Amazon has lost a high-profile executive in its drone delivery unit who was the company’s primary liaison with federal regulators, CNBC has learned.
Sean Cassidy, Prime Air’s director of safety, flight operations and regulatory affairs, announced his departure from the company last week in an internal note to employees, a copy of which was viewed by CNBC. Amazon hired Cassidy, a former Alaska Airlines pilot and vice president of the world’s largest pilots union, in 2015 to oversee strategic partnerships in the drone program.
“This is my last day at Prime Air and at Amazon, so a quick note to pass along my profound thanks to so many of my friends and colleagues here who have made this nearly nine year journey such an amazing experience,” Cassidy wrote in the memo.
Cassidy oversaw much of Amazon’s relations with the Federal Aviation Administration as it sought to get the ambitious drone delivery program, a pet project of Amazon founder Jeff Bezos, off the ground. Bezos predicted a decade ago that a fleet of Amazon drones would take to the skies in about five years, dropping packages on customers’ doorsteps in 30 minutes or less. That vision hasn’t materialized as quickly as Bezos hoped.
Amazon did not immediately respond to a request for comment about Cassidy’s departure.
In August 2020, Amazon received Part 135 certification from the FAA, allowing it to use drones to deliver packages, but with some restrictions. Last year, Amazon announced it would begin testing drone deliveries in two small markets in California and Texas.
But just as the program appeared to be set to expand, Prime Air in January was by layoffs as part of broader job cuts at Amazon. It has also been beset with regulatory setbacks, and has struggled to meet delivery goals.

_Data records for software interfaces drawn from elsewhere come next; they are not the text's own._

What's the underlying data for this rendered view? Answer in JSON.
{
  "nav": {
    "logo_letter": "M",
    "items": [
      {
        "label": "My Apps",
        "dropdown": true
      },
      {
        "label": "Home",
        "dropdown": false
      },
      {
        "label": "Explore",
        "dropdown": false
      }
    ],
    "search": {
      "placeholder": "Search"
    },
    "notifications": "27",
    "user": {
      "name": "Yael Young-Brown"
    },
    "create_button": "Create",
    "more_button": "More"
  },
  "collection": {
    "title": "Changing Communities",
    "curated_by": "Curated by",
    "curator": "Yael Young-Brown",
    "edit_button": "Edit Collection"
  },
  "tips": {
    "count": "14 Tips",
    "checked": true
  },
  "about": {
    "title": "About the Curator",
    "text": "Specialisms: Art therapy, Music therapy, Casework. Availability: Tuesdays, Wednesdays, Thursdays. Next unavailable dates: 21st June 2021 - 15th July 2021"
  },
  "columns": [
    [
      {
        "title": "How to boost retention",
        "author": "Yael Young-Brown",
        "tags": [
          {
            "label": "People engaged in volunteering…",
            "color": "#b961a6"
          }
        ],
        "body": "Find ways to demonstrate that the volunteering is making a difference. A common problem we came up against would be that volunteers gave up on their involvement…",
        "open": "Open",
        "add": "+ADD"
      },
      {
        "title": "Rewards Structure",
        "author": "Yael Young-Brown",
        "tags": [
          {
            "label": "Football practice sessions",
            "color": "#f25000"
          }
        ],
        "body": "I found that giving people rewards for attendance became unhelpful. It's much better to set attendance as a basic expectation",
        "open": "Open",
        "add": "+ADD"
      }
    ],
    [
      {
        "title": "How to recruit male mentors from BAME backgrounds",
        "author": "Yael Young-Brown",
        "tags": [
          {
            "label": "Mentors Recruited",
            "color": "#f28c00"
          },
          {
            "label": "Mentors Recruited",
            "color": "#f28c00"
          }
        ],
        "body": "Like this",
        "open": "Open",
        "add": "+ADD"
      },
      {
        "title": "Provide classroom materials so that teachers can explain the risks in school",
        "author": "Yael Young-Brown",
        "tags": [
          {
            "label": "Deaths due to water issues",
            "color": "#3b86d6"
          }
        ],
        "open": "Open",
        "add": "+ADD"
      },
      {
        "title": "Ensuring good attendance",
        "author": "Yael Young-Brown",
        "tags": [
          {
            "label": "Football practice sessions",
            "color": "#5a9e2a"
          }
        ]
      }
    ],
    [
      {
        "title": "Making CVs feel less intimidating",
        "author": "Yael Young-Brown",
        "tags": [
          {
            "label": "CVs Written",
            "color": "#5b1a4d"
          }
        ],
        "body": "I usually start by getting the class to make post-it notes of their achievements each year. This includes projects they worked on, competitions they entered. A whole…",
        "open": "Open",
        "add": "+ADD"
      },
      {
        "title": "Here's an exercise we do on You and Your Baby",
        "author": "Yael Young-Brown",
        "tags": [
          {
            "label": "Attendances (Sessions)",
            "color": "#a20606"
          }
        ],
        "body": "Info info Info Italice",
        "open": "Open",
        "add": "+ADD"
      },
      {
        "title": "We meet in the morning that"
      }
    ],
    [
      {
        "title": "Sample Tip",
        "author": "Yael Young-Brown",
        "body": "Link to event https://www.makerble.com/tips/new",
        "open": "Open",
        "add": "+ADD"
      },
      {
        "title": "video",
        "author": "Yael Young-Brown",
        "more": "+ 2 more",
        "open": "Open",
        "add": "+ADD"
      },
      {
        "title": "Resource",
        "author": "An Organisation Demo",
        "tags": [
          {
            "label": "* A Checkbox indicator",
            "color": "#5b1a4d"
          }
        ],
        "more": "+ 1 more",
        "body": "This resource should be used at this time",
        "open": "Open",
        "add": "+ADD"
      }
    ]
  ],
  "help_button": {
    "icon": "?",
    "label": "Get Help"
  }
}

In August, the unit lost two executives key to its operations, CNBC previously reported.
David Carbon, Amazon’s drone delivery head and a former Boeing executive, previously set an internal target to make 10,000 deliveries in 2023 between its two test sites.
Amazon said in October that its drones have “safely delivered hundreds of household items” in College Station, Texas, since December 2022, and it’s beginning medication delivery by drone in the area. The announcement didn’t say how many deliveries have been made in Lockeford, California, the company’s other test site.
In late October, Amazon cleared a significant regulatory when the FAA amended restrictions that dictated where and how its drones could fly. Cassidy wrote to the FAA in July asking that the agency allow Amazon to fly drones out of sight of a “visual observer,” or an employee who keeps an eye on the drone while it’s in flight to make sure it avoids hazards, according to government filings. Cassidy said Prime Air had spent years developing a “detect-and-avoid” system for its MK27-2 drone, which allows the vehicle to steer clear of aircraft, people, and pets, as well as static objects like chimneys, eliminating the need for visual observers.
On Oct. 23, the FAA granted Amazon’s request, and loosened restrictions on where its drones can operate, permitting it to fly over roadways and cars when necessary to complete a route. Some restrictions remain intact, such as rules prohibiting drones from flying over open-air assemblies of people, and schools during times of operation.
It hasn’t been entirely smooth sailing entirely since then. The National Transportation Safety Board is investigating a Nov. 10 crash at Amazon’s drone test site in Pendleton, Oregon, according to a federal crash report viewed by CNBC. The drone sustained “substantial” damage during the incident, but no one was injured, and there were no fires or explosions at the site.
The NTSB said it’s conducting a class 4 investigation into the incident, which it considers to be more limited in scope vs. other probes.
It comes after a separate incident at the Pendleton site in June, where a drone made an emergency landing in a field and was destroyed. Amazon said at the time it tests its drone systems “up to their limits and beyond,” and that it reported the incident to regulators.
WATCH: Amazon drones lagging far behind Alphabet’s Wing and Walmart partner Zipline